*** Recorded information ***

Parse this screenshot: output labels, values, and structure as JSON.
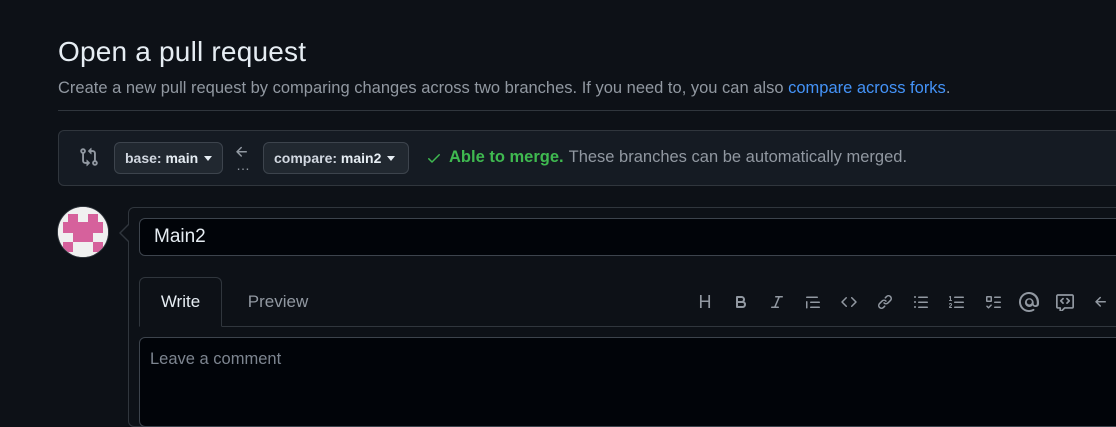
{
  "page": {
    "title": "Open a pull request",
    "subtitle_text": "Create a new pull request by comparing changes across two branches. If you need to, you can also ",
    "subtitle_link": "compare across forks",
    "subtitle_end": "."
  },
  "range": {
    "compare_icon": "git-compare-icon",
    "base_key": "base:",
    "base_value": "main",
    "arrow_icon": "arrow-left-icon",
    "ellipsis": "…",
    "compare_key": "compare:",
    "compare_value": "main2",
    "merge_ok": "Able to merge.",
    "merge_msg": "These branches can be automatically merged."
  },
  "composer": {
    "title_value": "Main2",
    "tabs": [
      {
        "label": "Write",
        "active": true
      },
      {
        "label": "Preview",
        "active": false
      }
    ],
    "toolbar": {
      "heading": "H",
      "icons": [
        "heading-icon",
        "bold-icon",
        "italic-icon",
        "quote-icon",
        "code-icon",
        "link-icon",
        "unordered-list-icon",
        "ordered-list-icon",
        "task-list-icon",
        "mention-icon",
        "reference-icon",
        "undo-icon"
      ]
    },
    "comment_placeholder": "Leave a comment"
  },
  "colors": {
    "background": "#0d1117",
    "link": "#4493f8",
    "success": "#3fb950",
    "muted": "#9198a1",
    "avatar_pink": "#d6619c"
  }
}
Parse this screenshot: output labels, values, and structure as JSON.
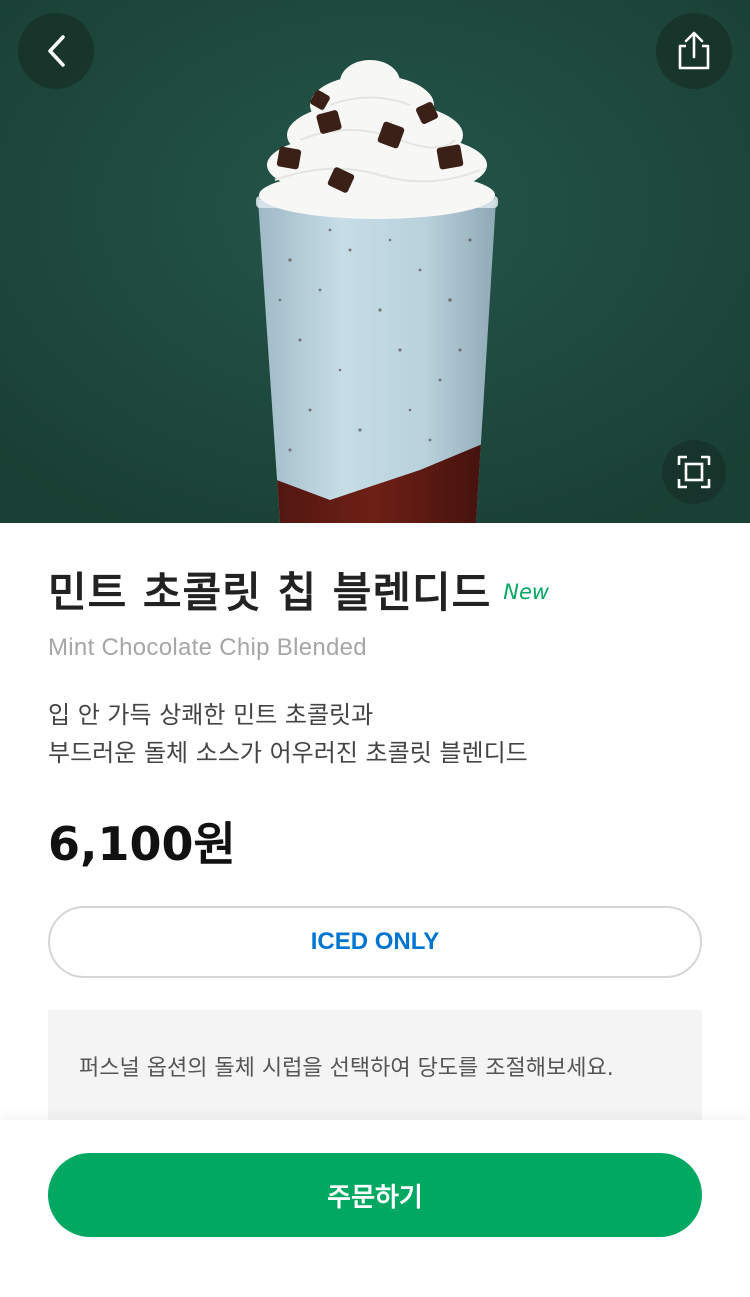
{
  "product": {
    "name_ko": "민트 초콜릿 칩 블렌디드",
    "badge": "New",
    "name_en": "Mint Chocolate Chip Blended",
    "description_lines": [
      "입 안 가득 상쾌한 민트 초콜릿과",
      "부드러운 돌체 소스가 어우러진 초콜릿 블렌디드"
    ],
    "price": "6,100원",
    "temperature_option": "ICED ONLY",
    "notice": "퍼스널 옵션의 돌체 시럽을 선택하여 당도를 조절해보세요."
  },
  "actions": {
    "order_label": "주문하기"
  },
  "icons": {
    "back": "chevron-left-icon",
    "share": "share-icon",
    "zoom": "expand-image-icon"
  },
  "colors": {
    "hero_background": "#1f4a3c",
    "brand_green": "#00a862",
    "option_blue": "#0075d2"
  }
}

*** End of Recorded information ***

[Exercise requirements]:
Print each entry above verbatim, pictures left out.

[Exercise output]:
Parse this screenshot: output labels, values, and structure as JSON.
{
  "page": {
    "title": "Open a pull request",
    "subtitle_text": "Create a new pull request by comparing changes across two branches. If you need to, you can also ",
    "subtitle_link": "compare across forks",
    "subtitle_end": "."
  },
  "range": {
    "compare_icon": "git-compare-icon",
    "base_key": "base:",
    "base_value": "main",
    "arrow_icon": "arrow-left-icon",
    "ellipsis": "…",
    "compare_key": "compare:",
    "compare_value": "main2",
    "merge_ok": "Able to merge.",
    "merge_msg": "These branches can be automatically merged."
  },
  "composer": {
    "title_value": "Main2",
    "tabs": [
      {
        "label": "Write",
        "active": true
      },
      {
        "label": "Preview",
        "active": false
      }
    ],
    "toolbar": {
      "heading": "H",
      "icons": [
        "heading-icon",
        "bold-icon",
        "italic-icon",
        "quote-icon",
        "code-icon",
        "link-icon",
        "unordered-list-icon",
        "ordered-list-icon",
        "task-list-icon",
        "mention-icon",
        "reference-icon",
        "undo-icon"
      ]
    },
    "comment_placeholder": "Leave a comment"
  },
  "colors": {
    "background": "#0d1117",
    "link": "#4493f8",
    "success": "#3fb950",
    "muted": "#9198a1",
    "avatar_pink": "#d6619c"
  }
}
Parse this screenshot: output labels, values, and structure as JSON.
{
  "product": {
    "name_ko": "민트 초콜릿 칩 블렌디드",
    "badge": "New",
    "name_en": "Mint Chocolate Chip Blended",
    "description_lines": [
      "입 안 가득 상쾌한 민트 초콜릿과",
      "부드러운 돌체 소스가 어우러진 초콜릿 블렌디드"
    ],
    "price": "6,100원",
    "temperature_option": "ICED ONLY",
    "notice": "퍼스널 옵션의 돌체 시럽을 선택하여 당도를 조절해보세요."
  },
  "actions": {
    "order_label": "주문하기"
  },
  "icons": {
    "back": "chevron-left-icon",
    "share": "share-icon",
    "zoom": "expand-image-icon"
  },
  "colors": {
    "hero_background": "#1f4a3c",
    "brand_green": "#00a862",
    "option_blue": "#0075d2"
  }
}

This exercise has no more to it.